Dry Weather Warning: Even Large Trees Get Stressed
This article was originally published on October 2, 2017 and expired on November 15, 2017. It is provided here for archival purposes and may contain dated information.
ST. CHARLES, Ill. – The recent pattern of dry and hot weather could not only stress recently-added trees and plants, but it may unveil asymptomatic trees still recovering from the 2012 drought.
“In northern Illinois, we currently are in an extended abnormally dry period,” said Richard Hentschel, Horticulture Educator with University of Illinois Extension. “Homeowners need to pay attention to those trees and plants that seem to take care of themselves, as well as those new additions from this growing season.”
According to the Illinois State Water Survey (ISWS), “dry weather in August and September has led to low soil moisture across Illinois.” Moisture levels declined 84 percent at the 2-inch level and more than 10 percent at depths up to 20 inches. In addition, the ISWS reports only 2.02 inches of precipitation for the St. Charles research station from Aug. 2 to Oct. 2 this year. In the same period in 2016, the station recorded 6.26 inches.
Established trees, evergreens, shrubs and perennials need supplemental water in these conditions.

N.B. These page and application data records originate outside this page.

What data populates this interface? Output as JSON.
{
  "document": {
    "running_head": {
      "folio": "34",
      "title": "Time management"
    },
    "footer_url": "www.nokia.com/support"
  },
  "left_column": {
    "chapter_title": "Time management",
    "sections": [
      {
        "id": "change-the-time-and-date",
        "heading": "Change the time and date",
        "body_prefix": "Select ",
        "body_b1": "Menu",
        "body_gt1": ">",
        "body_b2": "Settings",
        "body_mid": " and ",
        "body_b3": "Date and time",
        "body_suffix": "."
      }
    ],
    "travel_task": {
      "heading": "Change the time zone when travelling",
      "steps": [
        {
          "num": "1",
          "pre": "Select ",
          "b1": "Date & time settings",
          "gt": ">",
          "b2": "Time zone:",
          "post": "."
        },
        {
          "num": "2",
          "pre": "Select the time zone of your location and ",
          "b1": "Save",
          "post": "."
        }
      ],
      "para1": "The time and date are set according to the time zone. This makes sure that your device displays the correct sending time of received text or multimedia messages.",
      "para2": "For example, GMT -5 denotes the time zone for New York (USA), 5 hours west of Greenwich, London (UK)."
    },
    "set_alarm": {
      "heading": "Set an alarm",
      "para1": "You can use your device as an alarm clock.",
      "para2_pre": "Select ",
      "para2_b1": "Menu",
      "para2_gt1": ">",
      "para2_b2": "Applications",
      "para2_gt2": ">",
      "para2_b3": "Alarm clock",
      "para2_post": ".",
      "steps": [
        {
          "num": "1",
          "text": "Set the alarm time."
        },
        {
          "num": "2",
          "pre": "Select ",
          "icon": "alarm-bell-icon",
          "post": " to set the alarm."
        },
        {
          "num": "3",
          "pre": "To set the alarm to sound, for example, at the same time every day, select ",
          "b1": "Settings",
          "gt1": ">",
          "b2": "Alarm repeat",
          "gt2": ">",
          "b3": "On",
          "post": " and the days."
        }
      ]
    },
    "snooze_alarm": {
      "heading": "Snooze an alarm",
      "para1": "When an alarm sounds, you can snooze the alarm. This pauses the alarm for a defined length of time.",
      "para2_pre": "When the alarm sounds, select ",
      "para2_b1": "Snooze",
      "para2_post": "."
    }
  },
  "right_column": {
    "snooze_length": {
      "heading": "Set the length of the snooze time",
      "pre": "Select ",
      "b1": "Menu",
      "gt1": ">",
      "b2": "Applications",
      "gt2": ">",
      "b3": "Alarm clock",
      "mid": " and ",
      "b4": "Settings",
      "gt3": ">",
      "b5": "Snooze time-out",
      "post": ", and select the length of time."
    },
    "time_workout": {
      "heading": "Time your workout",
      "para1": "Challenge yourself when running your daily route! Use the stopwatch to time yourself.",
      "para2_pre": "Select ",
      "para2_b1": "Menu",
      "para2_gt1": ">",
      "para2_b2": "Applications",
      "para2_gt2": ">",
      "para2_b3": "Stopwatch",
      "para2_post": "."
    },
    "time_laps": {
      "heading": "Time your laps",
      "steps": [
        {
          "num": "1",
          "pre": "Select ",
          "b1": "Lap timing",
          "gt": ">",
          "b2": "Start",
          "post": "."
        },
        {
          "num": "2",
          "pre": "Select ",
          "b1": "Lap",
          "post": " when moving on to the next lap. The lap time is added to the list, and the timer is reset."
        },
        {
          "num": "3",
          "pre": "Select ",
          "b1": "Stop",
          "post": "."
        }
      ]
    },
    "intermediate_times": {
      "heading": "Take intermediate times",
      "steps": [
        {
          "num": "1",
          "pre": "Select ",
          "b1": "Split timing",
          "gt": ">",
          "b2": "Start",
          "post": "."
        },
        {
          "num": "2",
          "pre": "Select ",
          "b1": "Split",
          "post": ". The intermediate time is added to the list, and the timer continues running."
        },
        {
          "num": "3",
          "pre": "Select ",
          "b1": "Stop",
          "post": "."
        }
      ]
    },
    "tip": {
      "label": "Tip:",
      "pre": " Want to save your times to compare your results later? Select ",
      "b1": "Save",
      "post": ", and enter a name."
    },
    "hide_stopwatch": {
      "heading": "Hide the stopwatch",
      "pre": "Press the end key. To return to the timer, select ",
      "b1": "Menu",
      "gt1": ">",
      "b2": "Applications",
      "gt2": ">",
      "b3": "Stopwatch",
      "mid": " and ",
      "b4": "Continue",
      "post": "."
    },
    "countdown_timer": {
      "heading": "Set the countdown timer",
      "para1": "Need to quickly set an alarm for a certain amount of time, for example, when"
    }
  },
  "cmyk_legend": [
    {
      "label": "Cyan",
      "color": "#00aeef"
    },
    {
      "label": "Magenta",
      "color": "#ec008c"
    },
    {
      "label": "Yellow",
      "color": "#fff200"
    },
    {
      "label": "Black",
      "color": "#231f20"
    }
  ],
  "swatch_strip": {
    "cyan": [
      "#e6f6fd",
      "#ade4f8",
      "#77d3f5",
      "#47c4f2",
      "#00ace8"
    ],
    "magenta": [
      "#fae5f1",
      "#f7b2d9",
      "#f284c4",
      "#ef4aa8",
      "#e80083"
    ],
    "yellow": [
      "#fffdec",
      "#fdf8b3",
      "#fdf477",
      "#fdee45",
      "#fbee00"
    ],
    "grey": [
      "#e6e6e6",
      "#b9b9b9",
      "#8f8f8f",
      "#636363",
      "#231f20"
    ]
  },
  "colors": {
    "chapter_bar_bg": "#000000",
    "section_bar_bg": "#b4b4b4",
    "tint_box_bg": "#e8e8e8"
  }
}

Five years later, the drought of 2012 still impacts local trees, and this new extended dry period adds to that stress.
“While large established plants may appear to be OK, a lot of them really are not,” said Hentschel. “I was able to examine a cross section of an oak taken down mid-summer and could readily see the growth rings from the spring of 2017 and back. Prior to 2012, the rings were wide and evenly spaced indicating good growth rates. From 2012 forward, the rings were very tight together, indicating slowed growth. Until the tree died, the leaves appeared normal, according to the homeowner who had no idea the big beautiful oak was in trouble.”
While homeowners cannot evaluate tree rings, Hentschel said they can go out and examine branches to see how much annual growth they are putting on.
“This mirrors the rings in the trunks. You will need to examine quite a few branches to get a good idea on the average growth overall,” Hentschel said.
“To hydrate these big trees, first, leave the sprinkler on the shelf. It will take several hours of water per tree using an open-ended hose with a strong flow. Sprinklers simply cannot provide the volume.”
Keep these things in mind:
- The majority of tree roots that absorb water do so in the top 12 to 18 inches of soil, so do not just wet the surface.
- For deciduous trees, place the hose within the tree’s general drip line (canopy edge) and mentally divide the area up into quarters letting the hose run for an extended period in each quadrant.
- Run the hose for at least 45 minutes or more in each quadrant at the biggest rate of flow possible without causing runoff.
- Evergreen trees do not have as extensive a canopy, but watering them is very similar, just in a smaller diameter.
- Evergreen needles lose moisture all winter so supplying them with as much water as possible as late as possible really helps.
“You should not forget your established shrub borders either,” Hentschel added. “Watering a bed is not as exacting. Move the hose around in the bed until you feel there is water everywhere. Often times placing the hose between the shrubs works the best.”
For more information on University of Illinois Extension programs and services in DuPage, Kane or Kendall County, visit go.illinois.edu/extensiondkk.
University of Illinois Extension provides equal opportunities in programs and employment.
University of Illinois/U.S. Dept. of Agriculture/Local Extension Councils Cooperating
Source: Richard Hentschel, Extension Educator, Horticulture, email@example.com
Pull date: November 15, 2017